■ What you should do: Give only a number in reply. It should be how many lines in the records contain the string "LinuxOpenGLRender".

■ Dataset entries:
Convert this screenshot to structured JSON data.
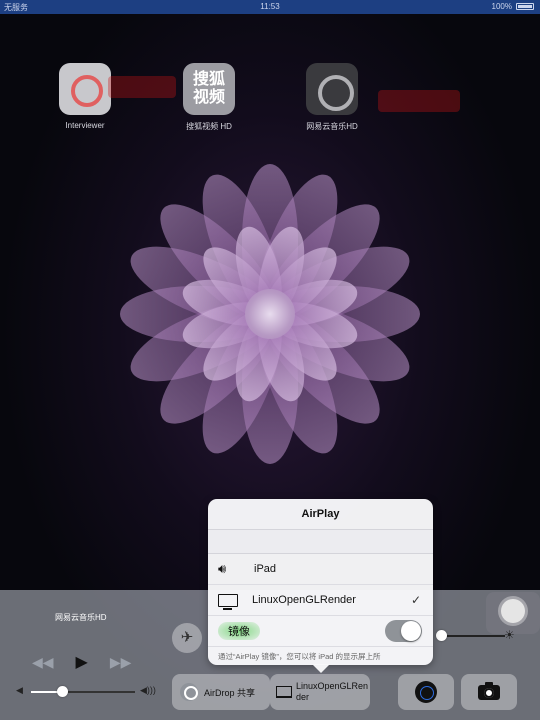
{
  "status_bar": {
    "carrier": "无服务",
    "time": "11:53",
    "battery": "100%"
  },
  "home_apps": [
    {
      "label": "Interviewer",
      "icon": "interviewer-app-icon"
    },
    {
      "label": "搜狐视频 HD",
      "icon": "sohu-video-app-icon",
      "icon_text_1": "搜狐",
      "icon_text_2": "视频"
    },
    {
      "label": "网易云音乐HD",
      "icon": "netease-music-app-icon"
    }
  ],
  "control_center": {
    "now_playing": "网易云音乐HD",
    "transport": {
      "prev": "◀◀",
      "play": "▶",
      "next": "▶▶"
    },
    "airplane_icon": "✈",
    "brightness": {
      "icon": "☀",
      "level": 0.05
    },
    "volume": {
      "icon_low": "◀",
      "icon_high": "◀)))",
      "level": 0.3
    },
    "airdrop_label": "AirDrop 共享",
    "airplay_label": "LinuxOpenGLRender",
    "airplay_label_line1": "LinuxOpenGLRen",
    "airplay_label_line2": "der"
  },
  "airplay_popover": {
    "title": "AirPlay",
    "devices": [
      {
        "label": "iPad",
        "icon": "speaker-icon",
        "selected": false
      },
      {
        "label": "LinuxOpenGLRender",
        "icon": "tv-icon",
        "selected": true
      }
    ],
    "check": "✓",
    "mirroring_label": "镜像",
    "mirroring_on": true,
    "footer": "通过“AirPlay 镜像”，您可以将 iPad 的显示屏上所"
  }
}
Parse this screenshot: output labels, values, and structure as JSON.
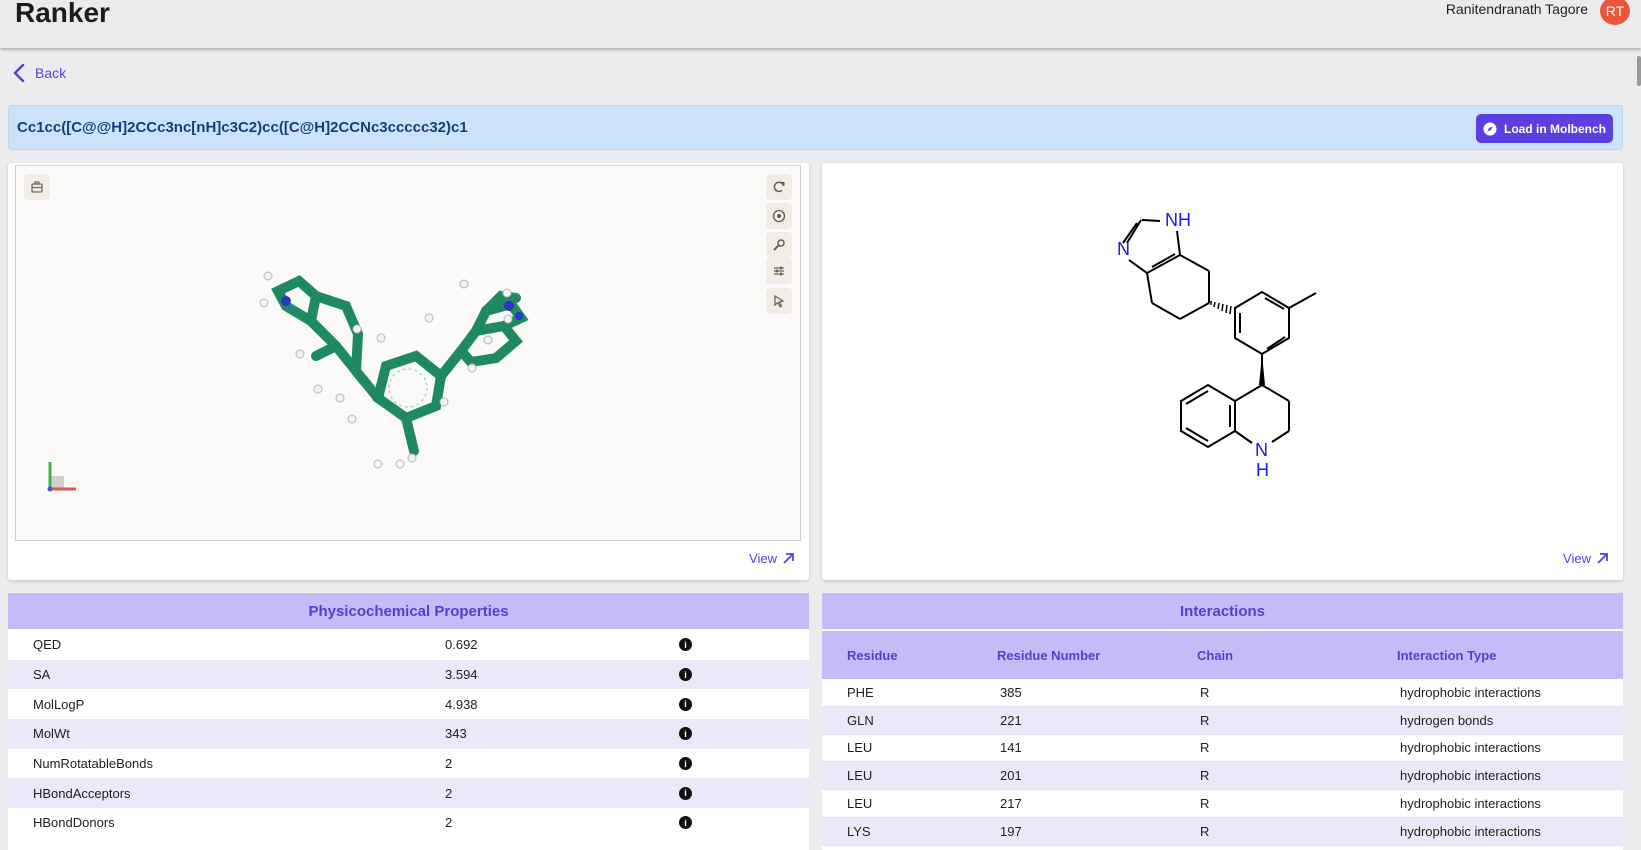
{
  "header": {
    "brand": "Ranker",
    "user_name": "Ranitendranath Tagore",
    "avatar_initials": "RT"
  },
  "nav": {
    "back_label": "Back"
  },
  "molecule": {
    "smiles": "Cc1cc([C@@H]2CCc3nc[nH]c3C2)cc([C@H]2CCNc3ccccc32)c1",
    "load_button": "Load in Molbench"
  },
  "viewer3d": {
    "view_label": "View"
  },
  "structure2d": {
    "view_label": "View",
    "atom_labels": {
      "nh_top": "NH",
      "n_left": "N",
      "nh_bottom_n": "N",
      "nh_bottom_h": "H"
    }
  },
  "physchem": {
    "title": "Physicochemical Properties",
    "rows": [
      {
        "name": "QED",
        "value": "0.692"
      },
      {
        "name": "SA",
        "value": "3.594"
      },
      {
        "name": "MolLogP",
        "value": "4.938"
      },
      {
        "name": "MolWt",
        "value": "343"
      },
      {
        "name": "NumRotatableBonds",
        "value": "2"
      },
      {
        "name": "HBondAcceptors",
        "value": "2"
      },
      {
        "name": "HBondDonors",
        "value": "2"
      }
    ]
  },
  "interactions": {
    "title": "Interactions",
    "columns": [
      "Residue",
      "Residue Number",
      "Chain",
      "Interaction Type"
    ],
    "rows": [
      {
        "residue": "PHE",
        "number": "385",
        "chain": "R",
        "type": "hydrophobic interactions"
      },
      {
        "residue": "GLN",
        "number": "221",
        "chain": "R",
        "type": "hydrogen bonds"
      },
      {
        "residue": "LEU",
        "number": "141",
        "chain": "R",
        "type": "hydrophobic interactions"
      },
      {
        "residue": "LEU",
        "number": "201",
        "chain": "R",
        "type": "hydrophobic interactions"
      },
      {
        "residue": "LEU",
        "number": "217",
        "chain": "R",
        "type": "hydrophobic interactions"
      },
      {
        "residue": "LYS",
        "number": "197",
        "chain": "R",
        "type": "hydrophobic interactions"
      }
    ]
  },
  "colors": {
    "accent": "#5b3fe0",
    "panel_header": "#c4bcf8",
    "smiles_bg": "#cce2fb",
    "avatar": "#e8563b",
    "carbon": "#1f8a62",
    "nitrogen": "#2b35c9"
  }
}
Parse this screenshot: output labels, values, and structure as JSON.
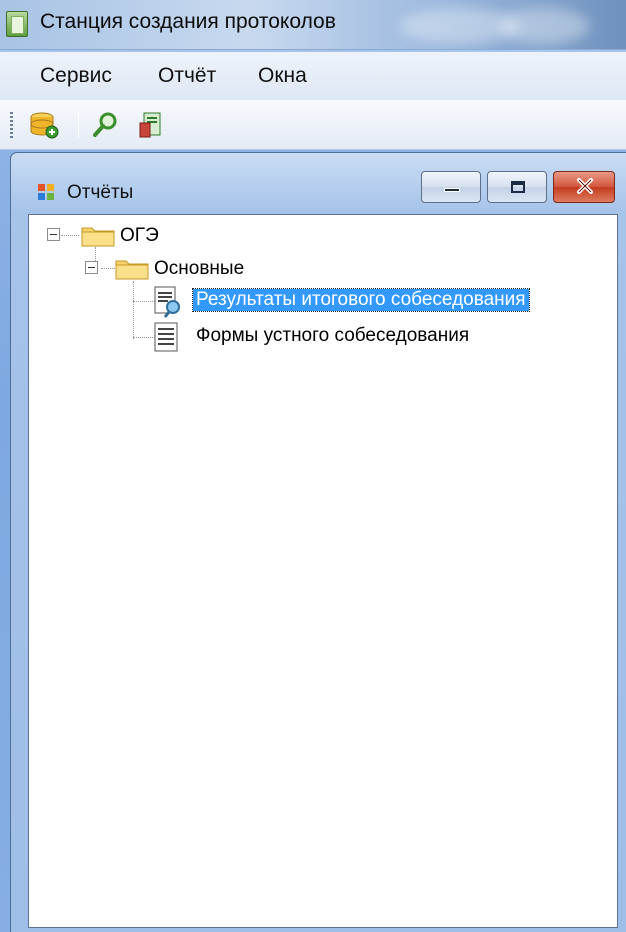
{
  "window": {
    "title": "Станция создания протоколов"
  },
  "menu": {
    "items": [
      "Сервис",
      "Отчёт",
      "Окна"
    ]
  },
  "toolbar": {
    "buttons": [
      "database-icon",
      "search-icon",
      "report-icon"
    ]
  },
  "child": {
    "title": "Отчёты"
  },
  "tree": {
    "root": "ОГЭ",
    "group": "Основные",
    "items": [
      {
        "label": "Результаты итогового собеседования",
        "selected": true
      },
      {
        "label": "Формы устного собеседования",
        "selected": false
      }
    ]
  },
  "colors": {
    "selection": "#3399ff",
    "close": "#c23b1e"
  }
}
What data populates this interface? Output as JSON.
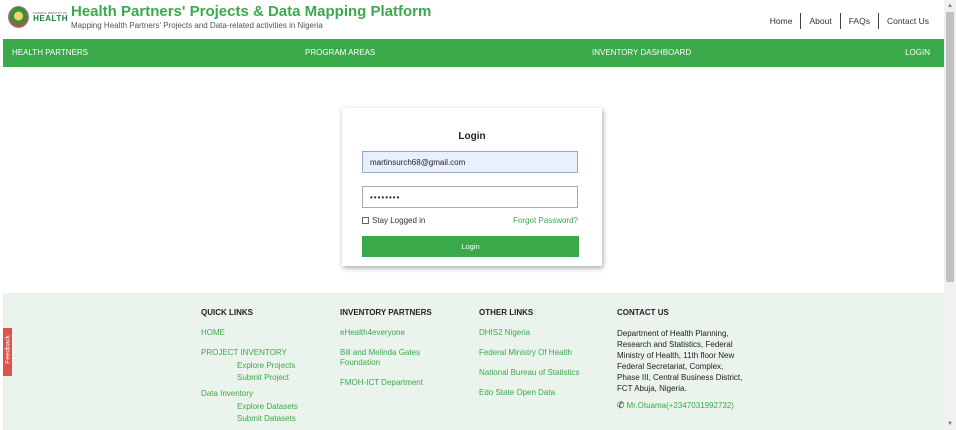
{
  "header": {
    "logo": {
      "small_text": "FEDERAL MINISTRY OF",
      "big_text": "HEALTH"
    },
    "title": "Health Partners' Projects & Data Mapping Platform",
    "subtitle": "Mapping Health Partners' Projects and Data-related activities in Nigeria",
    "top_links": [
      "Home",
      "About",
      "FAQs",
      "Contact Us"
    ]
  },
  "nav": {
    "items": [
      "HEALTH PARTNERS",
      "PROGRAM AREAS",
      "INVENTORY DASHBOARD",
      "LOGIN"
    ]
  },
  "login": {
    "title": "Login",
    "email_value": "martinsurch68@gmail.com",
    "password_value": "••••••••",
    "remember_label": "Stay Logged in",
    "forgot_label": "Forgot Password?",
    "button_label": "Login"
  },
  "footer": {
    "quick_links": {
      "heading": "QUICK LINKS",
      "home": "HOME",
      "project_inventory": "PROJECT INVENTORY",
      "explore_projects": "Explore Projects",
      "submit_project": "Submit Project",
      "data_inventory": "Data Inventory",
      "explore_datasets": "Explore Datasets",
      "submit_datasets": "Submit Datasets"
    },
    "inventory_partners": {
      "heading": "INVENTORY PARTNERS",
      "items": [
        "eHealth4everyone",
        "Bill and Melinda Gates Foundation",
        "FMOH-ICT Department"
      ]
    },
    "other_links": {
      "heading": "OTHER LINKS",
      "items": [
        "DHIS2 Nigeria",
        "Federal Ministry Of Health",
        "National Bureau of Statistics",
        "Edo State Open Data"
      ]
    },
    "contact": {
      "heading": "CONTACT US",
      "address": "Department of Health Planning, Research and Statistics, Federal Ministry of Health, 11th floor New Federal Secretariat, Complex, Phase III, Central Business District, FCT Abuja, Nigeria.",
      "phone": "Mr.Otuama(+2347031992732)"
    }
  },
  "feedback_label": "Feedback",
  "colors": {
    "brand_green": "#3aa94a",
    "footer_bg": "#eaf4ec",
    "feedback_red": "#d9534f"
  },
  "icons": {
    "phone": "phone-icon"
  }
}
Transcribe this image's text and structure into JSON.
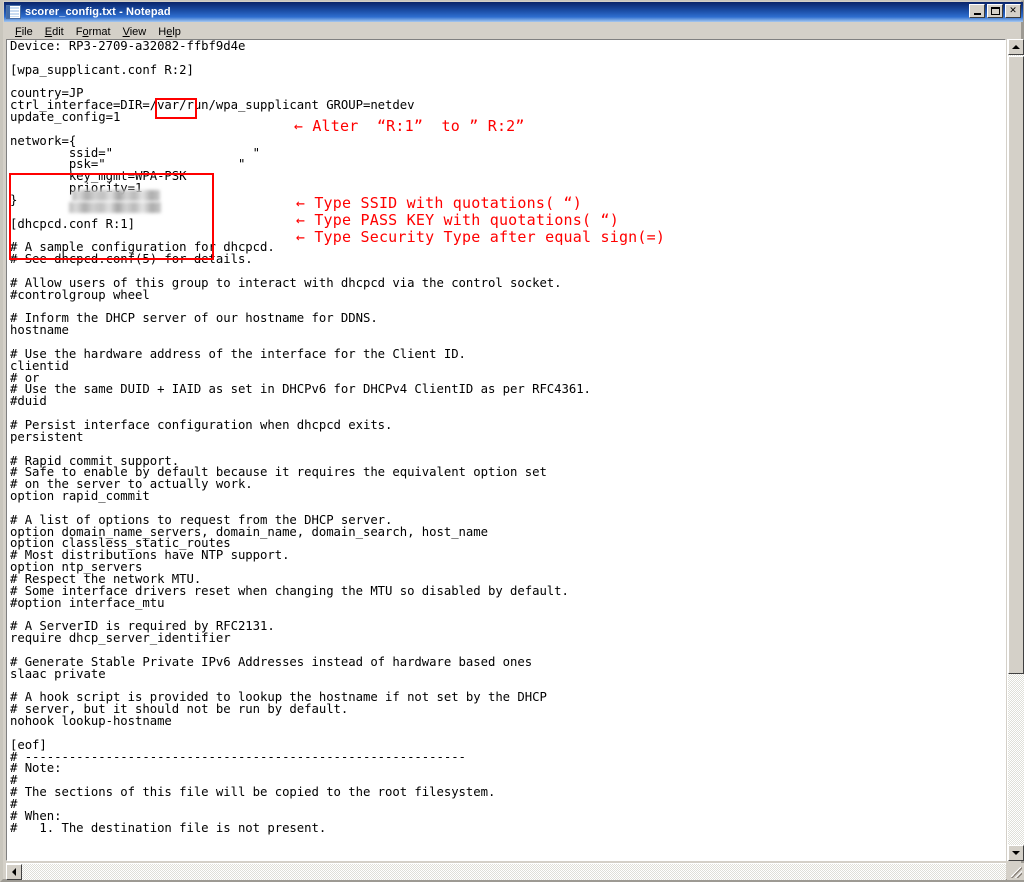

■ Answer to this task: 2